MINNEAPOLIS -- Cyber Monday spending was expected to hit a record $3 billion, making it not just the biggest e-commerce day of the year, but the largest online sales day ever.
It caps what has been a banner year for online sales, including an increase of 14 percent spent online on Black Friday, according to Adobe Systems, which tracks purchases on more than 4,000 domestic sites.
Retail chains are trying to adjust to more people shopping online for the holidays. Wal-Mart, for example, put 96 percent of its Black Friday deals online. "It is clear that the age-old holiday tradition of heading out to stores with family and friends is now equally matched in the new tradition of looking online for holiday savings opportunities," said Matthew Shay, president of the National Retail Federation.

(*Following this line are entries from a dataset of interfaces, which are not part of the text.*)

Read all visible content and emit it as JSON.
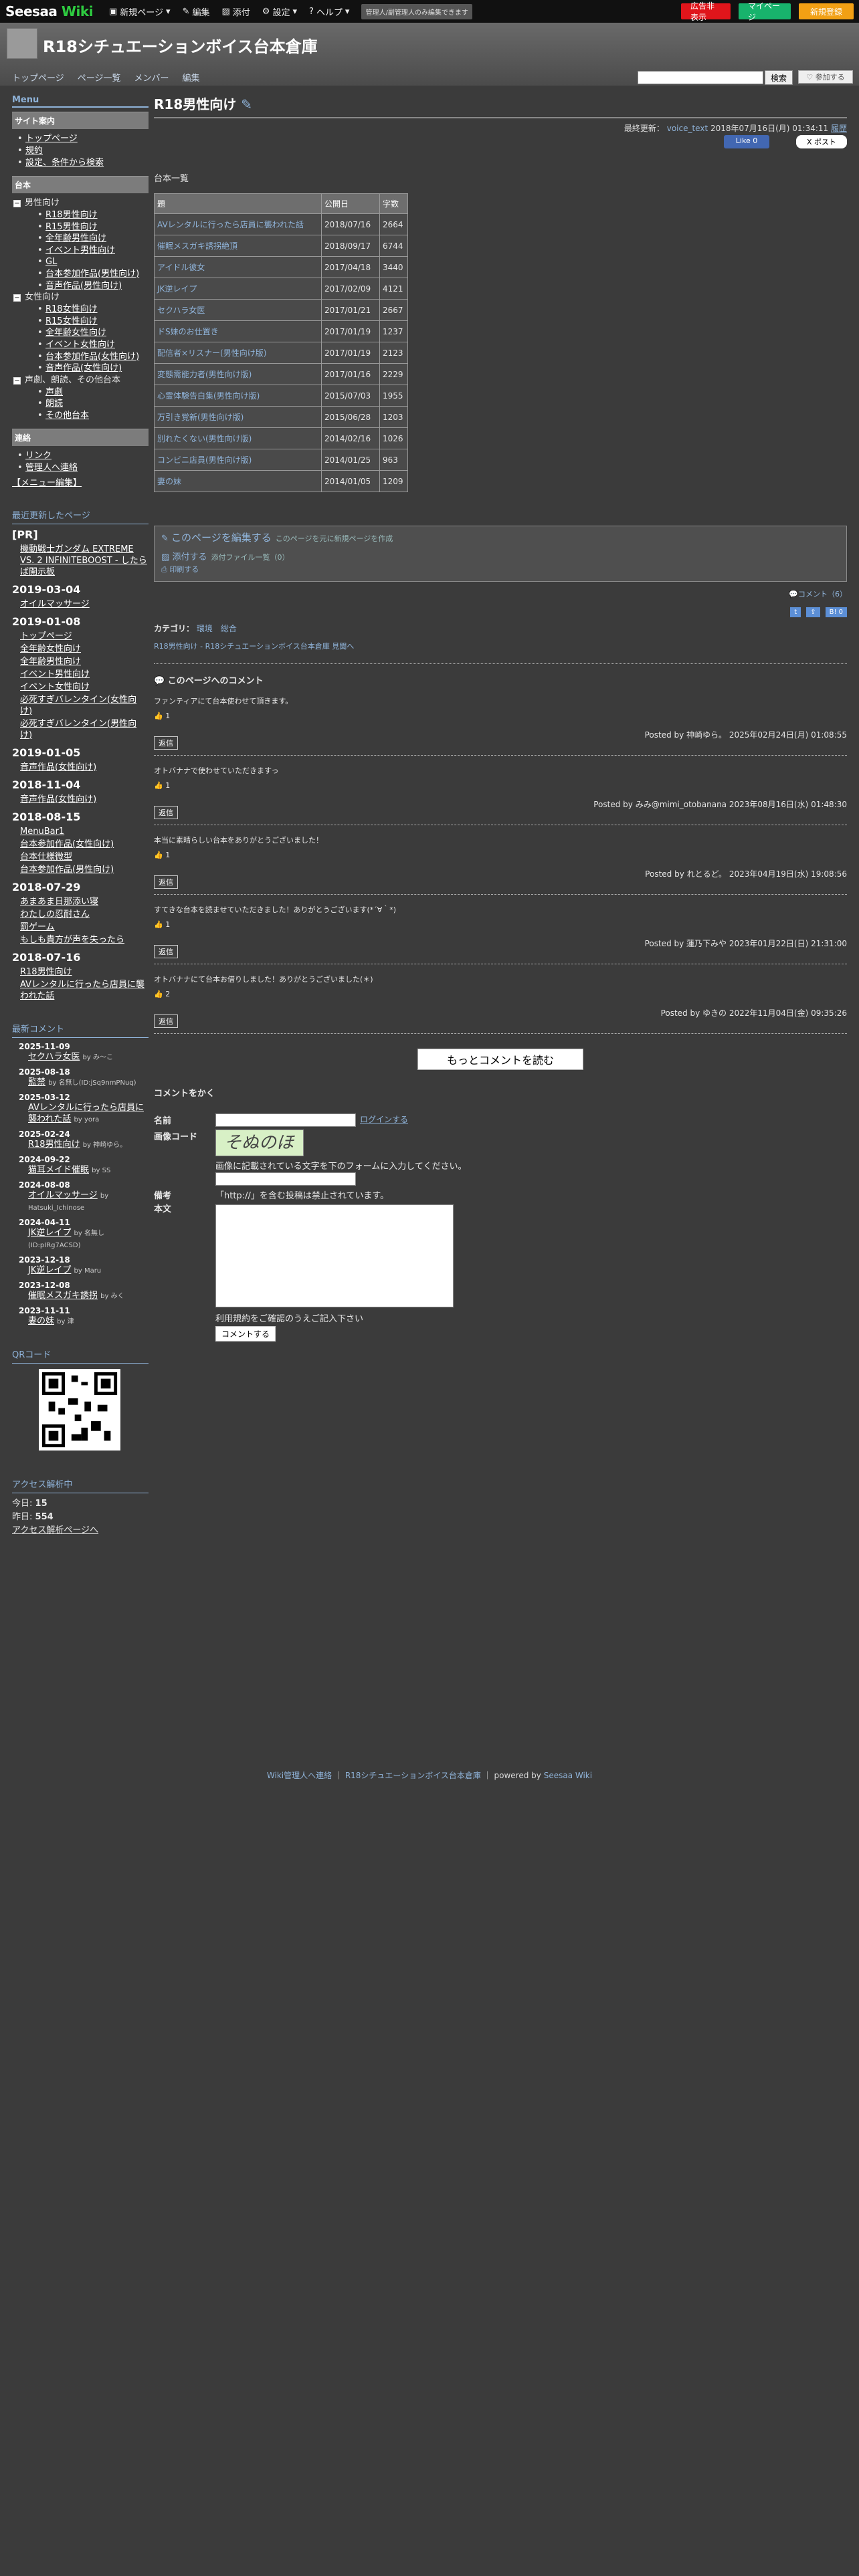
{
  "topbar": {
    "logo": "Seesaa",
    "logo_suffix": "Wiki",
    "items": [
      "新規ページ",
      "編集",
      "添付",
      "設定",
      "ヘルプ"
    ],
    "note": "管理人/副管理人のみ編集できます",
    "ad_btn": "広告非表示",
    "mypage_btn": "マイページ",
    "signup_btn": "新規登録"
  },
  "header": {
    "title": "R18シチュエーションボイス台本倉庫",
    "nav": [
      "トップページ",
      "ページ一覧",
      "メンバー",
      "編集"
    ],
    "search_btn": "検索",
    "join_btn": "♡ 参加する"
  },
  "sidebar": {
    "menu_title": "Menu",
    "guide_title": "サイト案内",
    "guide_items": [
      "トップページ",
      "規約",
      "設定、条件から検索"
    ],
    "script_title": "台本",
    "male_group": "男性向け",
    "male_items": [
      "R18男性向け",
      "R15男性向け",
      "全年齢男性向け",
      "イベント男性向け",
      "GL",
      "台本参加作品(男性向け)",
      "音声作品(男性向け)"
    ],
    "female_group": "女性向け",
    "female_items": [
      "R18女性向け",
      "R15女性向け",
      "全年齢女性向け",
      "イベント女性向け",
      "台本参加作品(女性向け)",
      "音声作品(女性向け)"
    ],
    "other_group": "声劇、朗読、その他台本",
    "other_items": [
      "声劇",
      "朗読",
      "その他台本"
    ],
    "contact_title": "連絡",
    "contact_items": [
      "リンク",
      "管理人へ連絡"
    ],
    "menu_edit": "【メニュー編集】",
    "recent_title": "最近更新したページ",
    "pr_label": "[PR]",
    "pr_link": "機動戦士ガンダム EXTREME VS. 2 INFINITEBOOST - したらば開示板",
    "updates": [
      {
        "date": "2019-03-04",
        "items": [
          "オイルマッサージ"
        ]
      },
      {
        "date": "2019-01-08",
        "items": [
          "トップページ",
          "全年齢女性向け",
          "全年齢男性向け",
          "イベント男性向け",
          "イベント女性向け",
          "必死すぎバレンタイン(女性向け)",
          "必死すぎバレンタイン(男性向け)"
        ]
      },
      {
        "date": "2019-01-05",
        "items": [
          "音声作品(女性向け)"
        ]
      },
      {
        "date": "2018-11-04",
        "items": [
          "音声作品(女性向け)"
        ]
      },
      {
        "date": "2018-08-15",
        "items": [
          "MenuBar1",
          "台本参加作品(女性向け)",
          "台本仕様微型",
          "台本参加作品(男性向け)"
        ]
      },
      {
        "date": "2018-07-29",
        "items": [
          "あまあま日那添い寝",
          "わたしの忍耐さん",
          "罰ゲーム",
          "もしも貴方が声を失ったら"
        ]
      },
      {
        "date": "2018-07-16",
        "items": [
          "R18男性向け",
          "AVレンタルに行ったら店員に襲われた話"
        ]
      }
    ],
    "rc_title": "最新コメント",
    "recent_comments": [
      {
        "date": "2025-11-09",
        "page": "セクハラ女医",
        "by": "by み～こ"
      },
      {
        "date": "2025-08-18",
        "page": "監禁",
        "by": "by 名無し(ID:jSq9nmPNuq)"
      },
      {
        "date": "2025-03-12",
        "page": "AVレンタルに行ったら店員に襲われた話",
        "by": "by yora"
      },
      {
        "date": "2025-02-24",
        "page": "R18男性向け",
        "by": "by 神崎ゆら。"
      },
      {
        "date": "2024-09-22",
        "page": "猫耳メイド催眠",
        "by": "by SS"
      },
      {
        "date": "2024-08-08",
        "page": "オイルマッサージ",
        "by": "by Hatsuki_Ichinose"
      },
      {
        "date": "2024-04-11",
        "page": "JK逆レイプ",
        "by": "by 名無し(ID:pIRg7ACSD)"
      },
      {
        "date": "2023-12-18",
        "page": "JK逆レイプ",
        "by": "by Maru"
      },
      {
        "date": "2023-12-08",
        "page": "催眠メスガキ誘拐",
        "by": "by みく"
      },
      {
        "date": "2023-11-11",
        "page": "妻の妹",
        "by": "by 津"
      }
    ],
    "qr_title": "QRコード",
    "access_title": "アクセス解析中",
    "today_label": "今日:",
    "today_value": "15",
    "yesterday_label": "昨日:",
    "yesterday_value": "554",
    "access_link": "アクセス解析ページへ"
  },
  "main": {
    "title": "R18男性向け",
    "meta": "最終更新：",
    "meta_user": "voice_text",
    "meta_date": "2018年07月16日(月) 01:34:11",
    "meta_hist": "履歴",
    "fb_like": "Like 0",
    "x_post": "X ポスト",
    "list_label": "台本一覧",
    "table_headers": [
      "題",
      "公開日",
      "字数"
    ],
    "rows": [
      [
        "AVレンタルに行ったら店員に襲われた話",
        "2018/07/16",
        "2664"
      ],
      [
        "催眠メスガキ誘拐絶頂",
        "2018/09/17",
        "6744"
      ],
      [
        "アイドル彼女",
        "2017/04/18",
        "3440"
      ],
      [
        "JK逆レイプ",
        "2017/02/09",
        "4121"
      ],
      [
        "セクハラ女医",
        "2017/01/21",
        "2667"
      ],
      [
        "ドS妹のお仕置き",
        "2017/01/19",
        "1237"
      ],
      [
        "配信者×リスナー(男性向け版)",
        "2017/01/19",
        "2123"
      ],
      [
        "変態需能力者(男性向け版)",
        "2017/01/16",
        "2229"
      ],
      [
        "心霊体験告白集(男性向け版)",
        "2015/07/03",
        "1955"
      ],
      [
        "万引き覚新(男性向け版)",
        "2015/06/28",
        "1203"
      ],
      [
        "別れたくない(男性向け版)",
        "2014/02/16",
        "1026"
      ],
      [
        "コンビニ店員(男性向け版)",
        "2014/01/25",
        "963"
      ],
      [
        "妻の妹",
        "2014/01/05",
        "1209"
      ]
    ],
    "edit_big": "このページを編集する",
    "edit_small": "このページを元に新規ページを作成",
    "attach": "添付する",
    "attach_small": "添付ファイル一覧（0）",
    "print": "印刷する",
    "comment_link": "コメント（6）",
    "category_label": "カテゴリ：",
    "category_values": "環境　総合",
    "crumb": "R18男性向け - R18シチュエーションボイス台本倉庫 見聞へ",
    "comments_title": "このページへのコメント",
    "comments": [
      {
        "body": "ファンティアにて台本使わせて頂きます。",
        "likes": "1",
        "by": "Posted by 神崎ゆら。 2025年02月24日(月) 01:08:55"
      },
      {
        "body": "オトバナナで使わせていただきますっ",
        "likes": "1",
        "by": "Posted by みみ@mimi_otobanana 2023年08月16日(水) 01:48:30"
      },
      {
        "body": "本当に素晴らしい台本をありがとうございました！",
        "likes": "1",
        "by": "Posted by れとるど。 2023年04月19日(水) 19:08:56"
      },
      {
        "body": "すてきな台本を読ませていただきました！ありがとうございます(*´∀｀*)",
        "likes": "1",
        "by": "Posted by 蓮乃下みや 2023年01月22日(日) 21:31:00"
      },
      {
        "body": "オトバナナにて台本お借りしました！ありがとうございました(＊)",
        "likes": "2",
        "by": "Posted by ゆきの 2022年11月04日(金) 09:35:26"
      }
    ],
    "reply_label": "返信",
    "more_btn": "もっとコメントを読む",
    "form_title": "コメントをかく",
    "name_label": "名前",
    "login_link": "ログインする",
    "captcha_label": "画像コード",
    "captcha_text": "そぬのほ",
    "captcha_help": "画像に記載されている文字を下のフォームに入力してください。",
    "remarks_label": "備考",
    "body_label": "本文",
    "http_note": "「http://」を含む投稿は禁止されています。",
    "terms_text": "利用規約をご確認のうえご記入下さい",
    "submit_btn": "コメントする"
  },
  "footer": {
    "contact": "Wiki管理人へ連絡",
    "site": "R18シチュエーションボイス台本倉庫",
    "powered": "powered by",
    "powered_link": "Seesaa Wiki"
  }
}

The shift to online sales caught Target off guard as online customers were placed in brief holding queues Monday starting about 10 a.m. Eastern time. The issues were resolved by 11:30 a.m. The Minneapolis-based retailer saw a record-breaking response to its first-ever site-wide 15 percent off promotion paired with free shipping. By noon, the volume on the site was already twice as high as its busiest day before Cyber Monday, said Target spokeswoman Jamie Bastian.
The discounter had previously experienced traffic overloads and site crashes on days when the company offered limited release of designer collections from Missoni and Lilly Pulitzer. Earlier this year, the company increased its mobile app's capacity sevenfold to handle growing demand.
Online sales account for about 3 percent of Target's $73 billion in annual sales. Target shares were down 1.5 percent in morning trading.
Also Monday, some Internet users noted problems with the online payment company PayPal.
Despite record breaking online sales from Thanksgiving through Cyber Monday, consumers have grown to expect a longer stretch of bargains. Many retailers began promoting pre-Black Friday specials in early November. Cyber Monday now extends into Cyber Week specials at many retailers.
During the Thanksgiving Day weekend, more people shopped online than in bricks and mortar store. Black Friday sales online jumped 14 percent from 2014. More than half of the Black Friday shopping came from mobile devices, Adobe reported.
Brick and mortar sales on Thanksgiving were $1.8 billion and Black Friday. Both days were down slightly compared to 2014, according to ShopperTrak. But bricks and mortar still contribute much higher overall sales than online. Still, overall holiday spending is expected to increase about 4 percent this season.